The news that many have abandoned Catholicism in Latin America makes sad reading for us Catholics. This news is not, however, new: we have known for some time that the Church in South and Central America has been haemorrhaging adherents, mainly to Pentecostal congregations, and other groups that are generally termed “las sectas”, or sects, such as the Mormons and the Seventh Day Adventists. The latest research from the Pew Foundation merely serves to underline how advanced this trend is, and it should serve as a wake-up call. There is no point in denying the trend, though as ever, the wake-up call comes late in the day.
What is wrong with the Church in Latin America? Well, for a start, there is much right with it, but there are certain things which need to be addressed, and are, to my knowledge being addressed.
The first major challenge is social dislocation. Throughout the Americas people are migrating to large cities. This means that places like Buenos Aires are experiencing a huge influx of people from the countryside, and from other countries too. The same is even more true of the megalopolis that is Sao Paulo which is home to virtually every nation under the sun. Also to be considered as Latin American megacities are Los Angeles, Chicago and New York, which are homes to thousands upon thousands who have migrated north. When people leave their villages in this manner, they also, sadly, often leave behind their religious practices. Devout Catholics on arrival in the big city, an alien and new community for them, may stop going to Church, or may meet up with a welcoming new church that rapidly gains their support. Incidentally, this is also true of Britain: many Catholics from abroad may come to London and switch religious allegiances in the process, or lose religious allegiances altogether.
In a place like Sao Paulo it may be hard for the Church to organise, especially in new barrios that seemingly spring up overnight. This is one of the reasons that Pope Francis was so keen when Archbishop of Buenos Aires to move out to the “periphery”, in other words, to establish parishes in new areas of habitation, at the expense, if need be, of established parishes in places where the mass of the population no longer lived.
How does this affect us in Britain? Simply put, we need to see these places in Latin America as mission territory, as indeed they are, and support them financially.
But the problems of Latin America go further. Amongst the population there is huge ignorance of the faith, and this means that people are often attracted by Pentecostalism simply because their traditional allegiance to Catholicism has been hollowed out. This ignorance is not helped by the fact that so many, living in remote districts, have received little effective catechesis. Once again, this problem also exists in Britain where ignorance of the faith among Catholics is gross, and where there is little excuse for it, as we do not have the historical difficulties of Catholicism in countries like, for example, Peru.
Then there is another matter, that the article in this paper highlights, the question of the ‘prosperity gospel’. This is not simply a question of pastors from American mega-churches telling people that Jesus will make them rich.
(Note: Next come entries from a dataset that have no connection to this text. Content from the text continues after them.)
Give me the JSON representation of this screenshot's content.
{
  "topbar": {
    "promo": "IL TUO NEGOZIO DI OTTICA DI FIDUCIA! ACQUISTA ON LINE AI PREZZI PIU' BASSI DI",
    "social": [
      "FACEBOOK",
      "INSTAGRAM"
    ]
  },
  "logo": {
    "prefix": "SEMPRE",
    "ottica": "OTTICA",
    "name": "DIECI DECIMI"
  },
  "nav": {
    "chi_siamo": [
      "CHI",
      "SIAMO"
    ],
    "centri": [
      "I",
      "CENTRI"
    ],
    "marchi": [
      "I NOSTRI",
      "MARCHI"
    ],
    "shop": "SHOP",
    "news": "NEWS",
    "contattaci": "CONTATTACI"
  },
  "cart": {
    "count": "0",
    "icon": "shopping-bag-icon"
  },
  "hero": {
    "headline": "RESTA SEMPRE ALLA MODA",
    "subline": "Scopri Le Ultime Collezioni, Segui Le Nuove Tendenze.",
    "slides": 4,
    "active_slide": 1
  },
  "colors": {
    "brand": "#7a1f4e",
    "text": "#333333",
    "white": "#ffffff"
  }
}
If only it were so crude, and so easy to refute! It goes deeper than that, as I am sadly reminded every time I meet some of my Chilean Protestant relatives who always keen to point out that in Chile the Catholic Church was the Church of the rich elite, and never lifted a finger for the poor masses, but told them that poverty was good for them.
This deeply offensive caricature is still believed by many people, partly because it has some truth in it. Liberation Theology was an attempt to redress the balance and answer the question of poverty. Though the question it was answering was the right question, the answer it was giving was not the right answer. But the question remains. What are we going to do about the single biggest challenge Latin Americans face, namely poverty? Likewise the “prosperity gospel” is not the right answer, but the question remains.
The Church is strongly committed to good governance for all people. It is not, as far as I am aware, in bed with any corrupt or dictatorial regimes. Yet when it comes to delivery of good governance, Catholic-majority countries are not doing too well. This is true in Africa, but it is glaringly obvious in Latin America. This is perhaps the foundational reason for the loss of allegiance in these countries: despair brought about by poverty, and despair confirmed by governments’ complete failure to govern well and provide for their people.
Let us close on a hopeful note. The Church continues to struggle for the poor, and on the side of truth. Consider the case of Bishop Gerardi. Never heard of him? There may well be thousands more like him of whom you have never heard as well!